Crude prices fell on a surprising 2.4-million-barrel increase in U.S. stockpiles last week to the highest level since December.

In addition, the International Energy Agency gave a downbeat assessment of crude markets in its monthly report. It said oil markets are not on the verge of a new price supercycle with supplies remaining plentiful.

The Canadian dollar traded for 80.22 cents US compared with 80.29 cents US on Tuesday.

Materials also climbed 1.4 per cent despite lower gold prices with Torex Gold Resources Inc. up seven per cent, B2Gold Corp. up 5.1 per cent and Oceanagold Corp. 4.6 per cent higher.

The April gold contract was down US$2.10 at US$1,728.80 an ounce and the May copper contract was up four cents at US$4.11 a pound.

Technology was one of five sectors that fell on the day with shares of Lightspeed POS Inc. down three per cent but Shopify Inc. up 2.4 per cent.

Telecommunications slipped for the first time in three days as Rogers Communications Inc. lost five per cent, the first drop since announcing its blockbuster $26-billion deal to buy Shaw Communications Inc.

This report by The Canadian Press was first published March 17, 2021.

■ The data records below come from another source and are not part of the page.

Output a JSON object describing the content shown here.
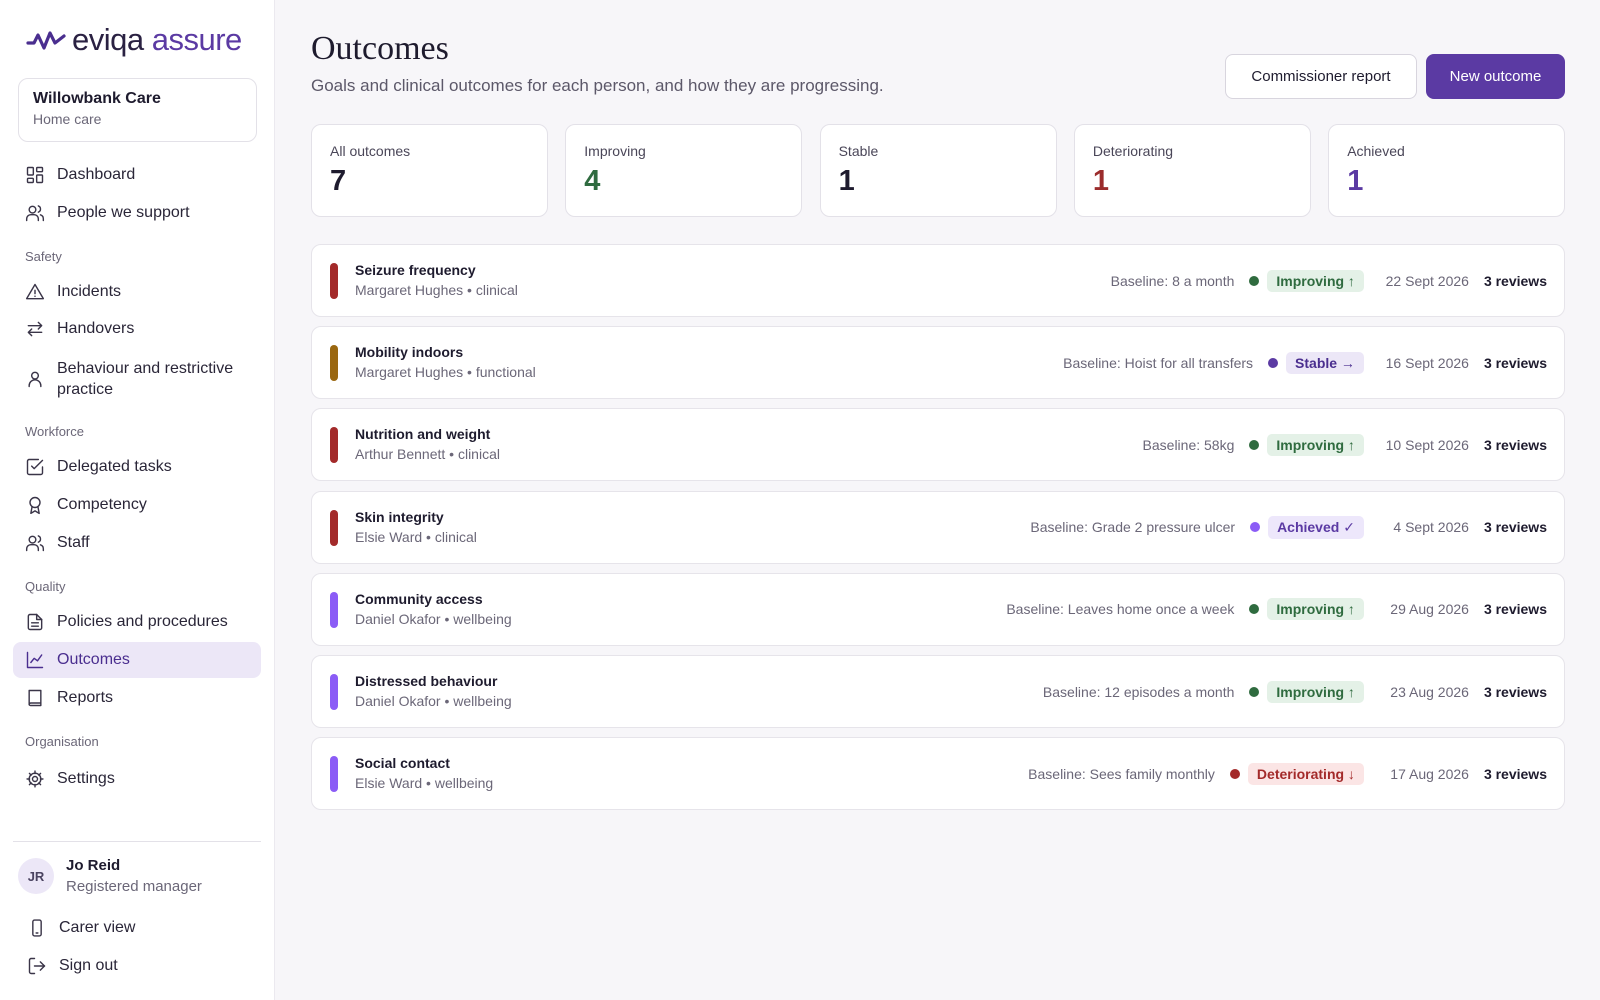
{
  "brand": {
    "name_part1": "eviqa",
    "name_part2": "assure"
  },
  "organisation": {
    "name": "Willowbank Care",
    "type": "Home care"
  },
  "nav": {
    "dashboard": "Dashboard",
    "people": "People we support",
    "section_safety": "Safety",
    "incidents": "Incidents",
    "handovers": "Handovers",
    "behaviour": "Behaviour and restrictive practice",
    "section_workforce": "Workforce",
    "delegated": "Delegated tasks",
    "competency": "Competency",
    "staff": "Staff",
    "section_quality": "Quality",
    "policies": "Policies and procedures",
    "outcomes": "Outcomes",
    "reports": "Reports",
    "section_organisation": "Organisation",
    "settings": "Settings"
  },
  "user": {
    "initials": "JR",
    "name": "Jo Reid",
    "role": "Registered manager"
  },
  "footer_links": {
    "carer_view": "Carer view",
    "sign_out": "Sign out"
  },
  "page": {
    "title": "Outcomes",
    "subtitle": "Goals and clinical outcomes for each person, and how they are progressing.",
    "commissioner_report": "Commissioner report",
    "new_outcome": "New outcome"
  },
  "stats": [
    {
      "label": "All outcomes",
      "value": "7",
      "color": "#1e1b2e"
    },
    {
      "label": "Improving",
      "value": "4",
      "color": "#2f6b3f"
    },
    {
      "label": "Stable",
      "value": "1",
      "color": "#1e1b2e"
    },
    {
      "label": "Deteriorating",
      "value": "1",
      "color": "#9b2c2c"
    },
    {
      "label": "Achieved",
      "value": "1",
      "color": "#5b3aa3"
    }
  ],
  "status_colors": {
    "improving": {
      "dot": "#2f6b3f",
      "bg": "#e4f1e7",
      "fg": "#2f6b3f"
    },
    "stable": {
      "dot": "#5b3aa3",
      "bg": "#ece7f7",
      "fg": "#4a2e8f"
    },
    "achieved": {
      "dot": "#8b5cf6",
      "bg": "#ede7fb",
      "fg": "#5b3aa3"
    },
    "deteriorating": {
      "dot": "#a32a2a",
      "bg": "#fbe5e5",
      "fg": "#a32a2a"
    }
  },
  "outcomes": [
    {
      "title": "Seizure frequency",
      "meta": "Margaret Hughes • clinical",
      "bar_color": "#a32a2a",
      "baseline": "Baseline: 8 a month",
      "status": "improving",
      "status_label": "Improving ↑",
      "date": "22 Sept 2026",
      "reviews": "3 reviews"
    },
    {
      "title": "Mobility indoors",
      "meta": "Margaret Hughes • functional",
      "bar_color": "#9a6710",
      "baseline": "Baseline: Hoist for all transfers",
      "status": "stable",
      "status_label": "Stable →",
      "date": "16 Sept 2026",
      "reviews": "3 reviews"
    },
    {
      "title": "Nutrition and weight",
      "meta": "Arthur Bennett • clinical",
      "bar_color": "#a32a2a",
      "baseline": "Baseline: 58kg",
      "status": "improving",
      "status_label": "Improving ↑",
      "date": "10 Sept 2026",
      "reviews": "3 reviews"
    },
    {
      "title": "Skin integrity",
      "meta": "Elsie Ward • clinical",
      "bar_color": "#a32a2a",
      "baseline": "Baseline: Grade 2 pressure ulcer",
      "status": "achieved",
      "status_label": "Achieved ✓",
      "date": "4 Sept 2026",
      "reviews": "3 reviews"
    },
    {
      "title": "Community access",
      "meta": "Daniel Okafor • wellbeing",
      "bar_color": "#8b5cf6",
      "baseline": "Baseline: Leaves home once a week",
      "status": "improving",
      "status_label": "Improving ↑",
      "date": "29 Aug 2026",
      "reviews": "3 reviews"
    },
    {
      "title": "Distressed behaviour",
      "meta": "Daniel Okafor • wellbeing",
      "bar_color": "#8b5cf6",
      "baseline": "Baseline: 12 episodes a month",
      "status": "improving",
      "status_label": "Improving ↑",
      "date": "23 Aug 2026",
      "reviews": "3 reviews"
    },
    {
      "title": "Social contact",
      "meta": "Elsie Ward • wellbeing",
      "bar_color": "#8b5cf6",
      "baseline": "Baseline: Sees family monthly",
      "status": "deteriorating",
      "status_label": "Deteriorating ↓",
      "date": "17 Aug 2026",
      "reviews": "3 reviews"
    }
  ]
}
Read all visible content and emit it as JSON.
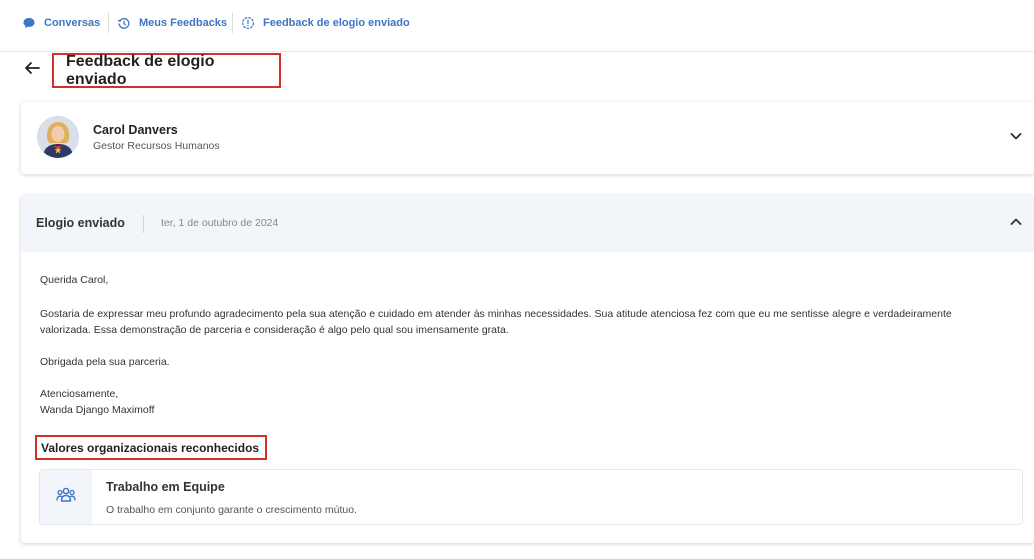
{
  "breadcrumb": {
    "items": [
      {
        "label": "Conversas",
        "icon": "chat-bubble-icon"
      },
      {
        "label": "Meus Feedbacks",
        "icon": "history-icon"
      },
      {
        "label": "Feedback de elogio enviado",
        "icon": "alert-badge-icon"
      }
    ]
  },
  "page": {
    "title": "Feedback de elogio enviado"
  },
  "person": {
    "name": "Carol Danvers",
    "role": "Gestor Recursos Humanos"
  },
  "feedback": {
    "type_label": "Elogio enviado",
    "date": "ter, 1 de outubro de 2024",
    "greeting": "Querida Carol,",
    "paragraph1_line1": "Gostaria de expressar meu profundo agradecimento pela sua atenção e cuidado em atender às minhas necessidades. Sua atitude atenciosa fez com que eu me sentisse alegre e verdadeiramente",
    "paragraph1_line2": "valorizada. Essa demonstração de parceria e consideração é algo pelo qual sou imensamente grata.",
    "paragraph2": "Obrigada pela sua parceria.",
    "closing": "Atenciosamente,",
    "signature": "Wanda Django Maximoff"
  },
  "values": {
    "title": "Valores organizacionais reconhecidos",
    "items": [
      {
        "name": "Trabalho em Equipe",
        "description": "O trabalho em conjunto garante o crescimento mútuo.",
        "icon": "team-icon"
      }
    ]
  },
  "colors": {
    "accent": "#3d76c4",
    "highlight_border": "#d32f2f",
    "header_bg": "#f2f5fa"
  }
}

Companies in this story: (TSX:SJR.B, TSX:RCI.B, TSX:OGC, TSX:BTO, TSX:TXG, TSX:ERF, TSX:VET, TSX:LSPD, TSX:SHOP, TSX:GSPTSE, TSX:CADUSD=X)

Ross Marowits, The Canadian Press